The next Silicon Valley: Siberia
A tech boom is giving life to a former Soviet center for science. IBM, Intel - and even Oprah - are paying attention.
(Fortune Magazine) -- Time passes slowly in Novosibirsk. In front of the opera house on Red Prospect, skateboard kids skid off the plinth of the Lenin statue. The tilting chimneys of roadside hovels, rusted auto husks and sludge-slicked bus shelters appear to have been slouching into poses over many decades.
At the boat hotel on the Ob River, the cook does not hurry with the kasha. The capital of Siberia, Russia's third-largest city, Novosibirsk in winter offers few explicit charms.
But travel beyond the casinos of downtown, past wild dogs patrolling wild weeds, past Tajik road crews in orange jump suits, and a hub of activity rises from the woodland. Here, capitalist opportunity has overcome post-Soviet drear.
This is Akademgorodok - Academy Town - where Russian high tech booms.
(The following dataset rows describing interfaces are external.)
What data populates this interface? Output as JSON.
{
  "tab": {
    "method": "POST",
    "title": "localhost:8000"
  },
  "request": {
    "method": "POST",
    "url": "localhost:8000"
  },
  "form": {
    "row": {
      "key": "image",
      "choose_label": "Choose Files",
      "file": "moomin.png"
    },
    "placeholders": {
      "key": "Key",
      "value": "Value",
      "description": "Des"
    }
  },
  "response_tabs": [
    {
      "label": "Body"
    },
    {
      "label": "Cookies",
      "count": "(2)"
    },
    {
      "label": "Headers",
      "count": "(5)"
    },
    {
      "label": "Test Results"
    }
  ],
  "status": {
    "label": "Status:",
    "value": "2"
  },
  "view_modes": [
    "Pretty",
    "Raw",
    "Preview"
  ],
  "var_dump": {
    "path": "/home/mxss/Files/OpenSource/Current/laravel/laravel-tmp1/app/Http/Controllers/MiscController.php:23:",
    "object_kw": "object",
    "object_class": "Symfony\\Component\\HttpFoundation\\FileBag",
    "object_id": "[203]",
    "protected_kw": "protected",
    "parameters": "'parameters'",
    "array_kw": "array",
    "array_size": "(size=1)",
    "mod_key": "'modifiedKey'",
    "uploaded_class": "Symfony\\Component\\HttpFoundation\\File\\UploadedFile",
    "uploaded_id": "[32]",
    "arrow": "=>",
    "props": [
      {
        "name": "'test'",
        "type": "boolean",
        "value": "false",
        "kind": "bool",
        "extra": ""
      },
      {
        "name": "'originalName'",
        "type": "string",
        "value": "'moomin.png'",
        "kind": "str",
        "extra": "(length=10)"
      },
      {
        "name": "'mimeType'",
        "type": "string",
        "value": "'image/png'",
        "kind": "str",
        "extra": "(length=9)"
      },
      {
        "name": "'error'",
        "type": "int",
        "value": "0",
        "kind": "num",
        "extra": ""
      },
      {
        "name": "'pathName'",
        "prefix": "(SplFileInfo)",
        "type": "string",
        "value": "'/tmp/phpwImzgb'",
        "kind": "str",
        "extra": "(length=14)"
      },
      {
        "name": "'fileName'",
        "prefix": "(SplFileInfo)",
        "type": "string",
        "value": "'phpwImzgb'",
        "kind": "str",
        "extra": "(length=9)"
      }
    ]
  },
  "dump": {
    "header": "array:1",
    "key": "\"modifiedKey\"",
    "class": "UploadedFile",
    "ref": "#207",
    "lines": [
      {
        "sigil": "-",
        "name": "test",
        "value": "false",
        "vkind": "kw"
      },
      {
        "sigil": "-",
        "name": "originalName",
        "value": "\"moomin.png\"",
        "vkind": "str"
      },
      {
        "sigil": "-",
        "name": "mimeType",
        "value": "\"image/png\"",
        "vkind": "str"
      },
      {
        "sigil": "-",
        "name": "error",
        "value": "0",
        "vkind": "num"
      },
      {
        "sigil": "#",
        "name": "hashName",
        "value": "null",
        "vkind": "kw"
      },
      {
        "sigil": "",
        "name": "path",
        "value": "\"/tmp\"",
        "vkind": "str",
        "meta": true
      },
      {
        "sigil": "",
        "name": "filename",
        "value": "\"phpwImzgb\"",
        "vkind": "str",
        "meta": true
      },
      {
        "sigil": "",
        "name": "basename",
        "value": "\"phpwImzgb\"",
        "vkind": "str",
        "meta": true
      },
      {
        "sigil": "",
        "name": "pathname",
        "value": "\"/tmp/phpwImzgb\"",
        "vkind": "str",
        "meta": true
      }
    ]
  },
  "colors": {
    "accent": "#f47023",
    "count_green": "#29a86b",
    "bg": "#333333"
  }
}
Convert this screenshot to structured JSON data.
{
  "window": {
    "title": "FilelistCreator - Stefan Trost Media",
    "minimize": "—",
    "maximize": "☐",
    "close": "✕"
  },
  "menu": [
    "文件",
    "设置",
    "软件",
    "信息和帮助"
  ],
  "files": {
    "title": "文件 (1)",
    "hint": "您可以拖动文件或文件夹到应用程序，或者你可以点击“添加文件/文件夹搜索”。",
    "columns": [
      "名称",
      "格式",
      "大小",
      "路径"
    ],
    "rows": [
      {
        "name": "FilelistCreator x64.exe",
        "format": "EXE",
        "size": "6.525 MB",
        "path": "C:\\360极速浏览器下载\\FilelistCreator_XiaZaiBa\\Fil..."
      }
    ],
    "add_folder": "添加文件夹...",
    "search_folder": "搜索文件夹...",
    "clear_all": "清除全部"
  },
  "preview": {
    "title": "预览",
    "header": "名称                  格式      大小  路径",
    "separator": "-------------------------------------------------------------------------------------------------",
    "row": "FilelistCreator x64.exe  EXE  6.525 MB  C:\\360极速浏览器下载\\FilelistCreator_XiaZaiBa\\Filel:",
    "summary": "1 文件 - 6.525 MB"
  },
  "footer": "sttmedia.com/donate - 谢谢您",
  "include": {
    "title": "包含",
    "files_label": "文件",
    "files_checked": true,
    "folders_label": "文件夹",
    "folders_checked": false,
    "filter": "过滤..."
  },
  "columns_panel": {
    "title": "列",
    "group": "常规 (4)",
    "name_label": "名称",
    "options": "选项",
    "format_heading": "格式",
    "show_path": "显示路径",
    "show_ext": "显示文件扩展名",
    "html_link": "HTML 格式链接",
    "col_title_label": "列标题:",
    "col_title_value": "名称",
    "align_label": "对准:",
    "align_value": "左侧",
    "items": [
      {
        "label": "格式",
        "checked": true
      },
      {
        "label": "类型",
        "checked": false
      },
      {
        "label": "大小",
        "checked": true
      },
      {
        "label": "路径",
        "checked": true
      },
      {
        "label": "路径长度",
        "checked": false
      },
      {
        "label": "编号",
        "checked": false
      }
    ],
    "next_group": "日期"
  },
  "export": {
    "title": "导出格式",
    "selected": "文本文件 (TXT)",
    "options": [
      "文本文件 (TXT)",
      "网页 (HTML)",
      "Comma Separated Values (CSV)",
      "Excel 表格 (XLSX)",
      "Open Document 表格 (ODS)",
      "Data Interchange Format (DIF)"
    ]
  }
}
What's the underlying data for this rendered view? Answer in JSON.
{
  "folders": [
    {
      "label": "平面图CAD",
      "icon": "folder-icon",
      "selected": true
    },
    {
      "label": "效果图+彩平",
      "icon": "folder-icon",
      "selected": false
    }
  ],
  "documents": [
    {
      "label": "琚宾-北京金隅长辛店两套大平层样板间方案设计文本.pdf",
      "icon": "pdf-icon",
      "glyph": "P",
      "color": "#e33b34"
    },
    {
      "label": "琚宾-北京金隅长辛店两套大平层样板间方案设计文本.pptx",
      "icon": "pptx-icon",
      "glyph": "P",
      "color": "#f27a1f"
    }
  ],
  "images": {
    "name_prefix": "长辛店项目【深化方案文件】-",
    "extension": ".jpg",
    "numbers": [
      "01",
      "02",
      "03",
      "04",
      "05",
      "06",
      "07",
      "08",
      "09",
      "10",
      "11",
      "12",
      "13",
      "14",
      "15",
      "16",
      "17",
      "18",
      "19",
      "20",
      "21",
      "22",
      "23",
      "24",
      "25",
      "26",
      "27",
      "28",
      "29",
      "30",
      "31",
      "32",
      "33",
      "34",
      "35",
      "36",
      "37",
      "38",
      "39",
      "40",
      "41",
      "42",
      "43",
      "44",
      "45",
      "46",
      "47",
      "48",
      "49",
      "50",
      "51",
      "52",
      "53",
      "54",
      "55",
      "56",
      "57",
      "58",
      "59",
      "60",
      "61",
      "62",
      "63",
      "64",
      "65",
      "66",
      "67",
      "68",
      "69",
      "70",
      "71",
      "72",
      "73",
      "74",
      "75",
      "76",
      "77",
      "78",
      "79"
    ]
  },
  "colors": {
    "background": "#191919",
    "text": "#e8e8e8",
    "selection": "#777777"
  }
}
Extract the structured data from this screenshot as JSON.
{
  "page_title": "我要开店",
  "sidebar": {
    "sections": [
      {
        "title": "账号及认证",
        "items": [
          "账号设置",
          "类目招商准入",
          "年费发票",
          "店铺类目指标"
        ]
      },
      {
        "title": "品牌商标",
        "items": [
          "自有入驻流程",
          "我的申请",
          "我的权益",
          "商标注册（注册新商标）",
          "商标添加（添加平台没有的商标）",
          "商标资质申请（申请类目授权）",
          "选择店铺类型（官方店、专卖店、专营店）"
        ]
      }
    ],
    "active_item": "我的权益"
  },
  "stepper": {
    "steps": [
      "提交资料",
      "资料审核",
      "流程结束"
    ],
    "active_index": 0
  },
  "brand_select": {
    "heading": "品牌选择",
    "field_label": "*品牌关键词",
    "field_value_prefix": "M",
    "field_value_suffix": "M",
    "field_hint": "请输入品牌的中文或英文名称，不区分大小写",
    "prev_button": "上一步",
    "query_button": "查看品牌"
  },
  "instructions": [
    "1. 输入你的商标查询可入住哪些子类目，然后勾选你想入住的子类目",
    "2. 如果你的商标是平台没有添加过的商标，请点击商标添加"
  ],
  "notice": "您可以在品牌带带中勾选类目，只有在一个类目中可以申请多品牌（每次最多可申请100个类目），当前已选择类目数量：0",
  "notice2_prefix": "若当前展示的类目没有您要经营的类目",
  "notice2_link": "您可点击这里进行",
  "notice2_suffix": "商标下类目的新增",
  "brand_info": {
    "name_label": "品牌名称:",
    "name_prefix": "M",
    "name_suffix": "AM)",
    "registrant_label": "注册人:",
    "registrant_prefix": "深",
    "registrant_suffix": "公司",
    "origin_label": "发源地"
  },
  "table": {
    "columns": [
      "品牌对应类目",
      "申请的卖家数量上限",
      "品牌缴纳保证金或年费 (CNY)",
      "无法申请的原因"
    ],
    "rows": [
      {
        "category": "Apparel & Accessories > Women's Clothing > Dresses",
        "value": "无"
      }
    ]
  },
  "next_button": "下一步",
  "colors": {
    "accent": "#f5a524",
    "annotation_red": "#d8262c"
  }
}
This place, called the Silicon Forest, won't pass for Silicon Valley anytime soon. Private high tech has expanded from a $10 million business a decade ago to a still-tiny $150 million industry last year, with the number of firms growing 15 percent annually.
But there is enough softly priced expertise for Intel (Charts), IBM (Charts), and Schlumberger (Charts) to make camp here. And in a signal of Akademgorodok's broadening reach and legitimacy, a local IT firm is producing a Web portal for Oprah Winfrey.
President Vladimir Putin has also taken note, backing the construction of a $650 million technology business district with $100 million in state funding for infrastructure. "We simply mustn't waste this chance," Putin declared in Akademgorodok following a 2005 trip to tech-savvy India, "especially as other countries have achieved success without such a strong starting position." High tech is the sort of thing that the Kremlin, realizing that Russia's natural resources can't last forever, would like to develop.
Tapping brain resources, then, becomes a priority. Every year, Russia graduates as many science and technology specialists as India - 200,000 - although Russia is 80 percent smaller by population. Russian science and technology hold a unique position in the world, with a tradition of critical thinking and developmental breakthrough, along with a professional hunger born of the proximity to actual hunger.
Russia's software exports total $1.8 billion annually; the country is the third-largest software-outsourcing destination in the world, after China and India. "Inside Intel we have an expression," says Steve Chase, president of Intel Russia. "If you have something tough, give it to the Americans. If you have something difficult, give it to the Indians. If you have something impossible, give it to the Russians."
The rise and fall of Science Town
The story begins in 1958, when leaders in the Soviet scientific establishment secured Nikita Khrushchev's backing to establish a town devoted entirely to science. The idea was to collect many of the country's top scientists in a single location deep in the Siberian woods, far from prying eyes and metropolitan distractions.
By 1963 building crews had completed Akademgorodok, a scholastic and research entity 20 miles from the Novosibirsk city center. Within a few years Novosibirsk State University had opened, and its graduates plugged into one of the dozens of surrounding institutes dedicated to advanced research - a Soviet approximation of Cambridge, Mass.
In much of the world, moving to Siberia would not be regarded as especially attractive. But this is just what many of the Soviet Union's greatest scientific minds decided to do, to a large extent willingly, lured by the promise of new housing and professional advancement.
For 30 years Novosibirsk was one of the smartest cities in the imperium, a collective of academics who put their minds to everything from nuclear physics to theoretical genetics, from the space program to the weapons aimed at the great American evil.
And then the bottom dropped out.
When the Soviet state collapsed in 1991, the scientific apparatus crumbled along with it. The salaries and status allotted to scientists vanished, as did a system geared toward nourishing young talent.
A walk through the Novosibirsk Institute of Automation and Electrometry is all it takes to see the years of neglect. Electrical wires hang from the ceiling like stray hairs across a tired forehead. Paint flakes from the walls; lights in the passageways flicker from dim to dark. For an institution that once sparred with MIT, this place could use a pick-me-up.
But when Mikhail Lavrentyev, a Siberian mathematician of lofty provenance, opens the door to a research lab, he reveals what is saving Akademgorodok from sliding into irreversible institutional decrepitude: two doctoral students hunched over computer terminals writing code for Intel.
"Akademgorodok was a new idea, multidisciplinarian, to give young scientists a real chance to develop ideas," says Lavrentyev, whose grandfather, also Mikhail, was the prime mover in creating Akademgorodok. "But salaries in the '90s went south. There became a clear choice when you finished your degree: Go to science, or go to business and immediately have a reasonable salary."